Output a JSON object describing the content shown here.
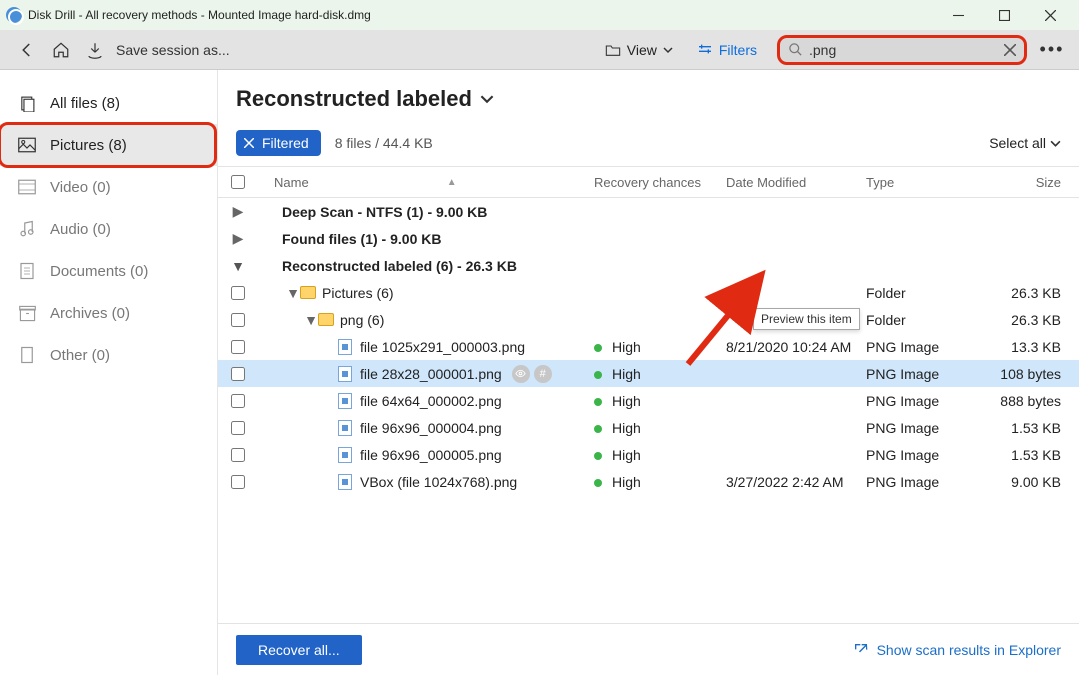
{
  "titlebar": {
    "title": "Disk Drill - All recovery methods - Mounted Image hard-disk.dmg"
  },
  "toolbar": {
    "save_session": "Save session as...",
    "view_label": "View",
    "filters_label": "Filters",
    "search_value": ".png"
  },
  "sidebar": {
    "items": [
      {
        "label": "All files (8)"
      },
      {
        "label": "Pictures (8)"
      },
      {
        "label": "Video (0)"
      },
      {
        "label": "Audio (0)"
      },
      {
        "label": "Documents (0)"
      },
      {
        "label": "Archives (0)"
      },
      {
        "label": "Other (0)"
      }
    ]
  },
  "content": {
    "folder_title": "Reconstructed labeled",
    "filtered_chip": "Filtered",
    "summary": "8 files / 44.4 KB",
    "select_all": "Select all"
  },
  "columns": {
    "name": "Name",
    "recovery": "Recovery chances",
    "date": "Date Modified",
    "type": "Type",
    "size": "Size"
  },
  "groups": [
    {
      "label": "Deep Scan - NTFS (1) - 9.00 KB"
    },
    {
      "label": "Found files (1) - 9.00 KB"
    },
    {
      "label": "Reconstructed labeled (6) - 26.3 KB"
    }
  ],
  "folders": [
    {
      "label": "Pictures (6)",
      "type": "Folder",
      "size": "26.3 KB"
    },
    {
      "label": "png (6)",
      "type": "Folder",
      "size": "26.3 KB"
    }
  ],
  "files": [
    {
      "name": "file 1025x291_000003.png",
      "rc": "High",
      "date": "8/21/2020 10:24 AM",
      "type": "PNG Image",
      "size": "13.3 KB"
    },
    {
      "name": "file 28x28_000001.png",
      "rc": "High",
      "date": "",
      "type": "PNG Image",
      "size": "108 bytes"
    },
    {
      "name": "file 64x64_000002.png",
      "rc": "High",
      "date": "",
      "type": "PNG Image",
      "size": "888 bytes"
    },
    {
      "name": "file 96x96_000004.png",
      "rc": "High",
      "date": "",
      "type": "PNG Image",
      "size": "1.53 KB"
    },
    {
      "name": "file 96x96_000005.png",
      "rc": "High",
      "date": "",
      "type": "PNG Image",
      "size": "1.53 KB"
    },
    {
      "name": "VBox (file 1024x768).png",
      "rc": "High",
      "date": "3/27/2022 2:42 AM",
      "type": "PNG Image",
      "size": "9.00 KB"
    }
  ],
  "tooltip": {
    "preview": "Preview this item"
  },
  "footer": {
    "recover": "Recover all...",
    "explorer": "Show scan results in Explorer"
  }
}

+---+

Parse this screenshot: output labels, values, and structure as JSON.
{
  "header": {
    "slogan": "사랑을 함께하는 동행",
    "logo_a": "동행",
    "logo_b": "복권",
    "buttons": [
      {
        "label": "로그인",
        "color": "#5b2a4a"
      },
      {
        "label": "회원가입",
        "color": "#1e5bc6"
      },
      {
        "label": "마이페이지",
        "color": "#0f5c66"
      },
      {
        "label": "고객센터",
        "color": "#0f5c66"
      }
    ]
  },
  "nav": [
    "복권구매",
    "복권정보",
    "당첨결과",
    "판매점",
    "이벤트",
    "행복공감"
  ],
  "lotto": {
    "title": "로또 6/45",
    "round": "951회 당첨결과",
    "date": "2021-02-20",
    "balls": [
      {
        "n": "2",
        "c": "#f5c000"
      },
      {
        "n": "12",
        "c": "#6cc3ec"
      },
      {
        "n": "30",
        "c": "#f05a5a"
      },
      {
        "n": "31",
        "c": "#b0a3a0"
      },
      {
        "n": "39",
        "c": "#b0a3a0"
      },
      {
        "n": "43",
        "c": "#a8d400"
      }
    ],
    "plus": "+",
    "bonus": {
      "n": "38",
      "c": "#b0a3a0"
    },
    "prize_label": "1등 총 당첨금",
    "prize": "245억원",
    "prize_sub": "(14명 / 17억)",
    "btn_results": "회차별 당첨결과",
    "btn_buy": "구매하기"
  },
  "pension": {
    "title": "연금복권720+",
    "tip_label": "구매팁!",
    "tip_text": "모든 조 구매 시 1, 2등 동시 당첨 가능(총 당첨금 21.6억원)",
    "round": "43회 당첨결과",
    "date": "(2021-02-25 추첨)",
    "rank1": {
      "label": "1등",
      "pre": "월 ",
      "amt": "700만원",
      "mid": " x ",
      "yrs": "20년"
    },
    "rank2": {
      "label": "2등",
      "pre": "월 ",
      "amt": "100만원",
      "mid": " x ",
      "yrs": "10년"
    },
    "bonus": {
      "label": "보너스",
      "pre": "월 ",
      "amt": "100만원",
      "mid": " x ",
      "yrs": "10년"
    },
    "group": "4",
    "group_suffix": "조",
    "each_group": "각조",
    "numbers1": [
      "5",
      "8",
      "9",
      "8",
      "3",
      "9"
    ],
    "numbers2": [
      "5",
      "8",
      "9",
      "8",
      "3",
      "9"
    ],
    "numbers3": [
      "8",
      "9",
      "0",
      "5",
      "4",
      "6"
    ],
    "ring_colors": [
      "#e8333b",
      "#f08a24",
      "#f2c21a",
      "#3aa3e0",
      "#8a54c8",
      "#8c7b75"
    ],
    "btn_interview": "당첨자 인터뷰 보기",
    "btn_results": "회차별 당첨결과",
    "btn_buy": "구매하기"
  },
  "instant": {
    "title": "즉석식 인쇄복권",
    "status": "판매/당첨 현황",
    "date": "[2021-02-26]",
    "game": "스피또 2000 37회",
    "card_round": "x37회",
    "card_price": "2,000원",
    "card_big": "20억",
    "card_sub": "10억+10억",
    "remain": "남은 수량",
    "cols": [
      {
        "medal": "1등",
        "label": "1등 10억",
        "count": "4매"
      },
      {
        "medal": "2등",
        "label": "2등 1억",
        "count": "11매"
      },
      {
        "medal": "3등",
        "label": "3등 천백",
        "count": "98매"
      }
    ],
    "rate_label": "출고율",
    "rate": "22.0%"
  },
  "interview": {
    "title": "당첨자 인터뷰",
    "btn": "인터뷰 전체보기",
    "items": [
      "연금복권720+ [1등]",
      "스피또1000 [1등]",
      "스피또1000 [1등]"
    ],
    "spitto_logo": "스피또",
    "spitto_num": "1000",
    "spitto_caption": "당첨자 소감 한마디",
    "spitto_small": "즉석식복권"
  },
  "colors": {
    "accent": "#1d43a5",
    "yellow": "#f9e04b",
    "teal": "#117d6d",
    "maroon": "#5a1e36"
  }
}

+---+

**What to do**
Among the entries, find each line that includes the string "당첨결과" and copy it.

**Reply to the task**
    "당첨결과",
    "round": "951회 당첨결과",
    "btn_results": "회차별 당첨결과",
    "round": "43회 당첨결과",
    "btn_results": "회차별 당첨결과",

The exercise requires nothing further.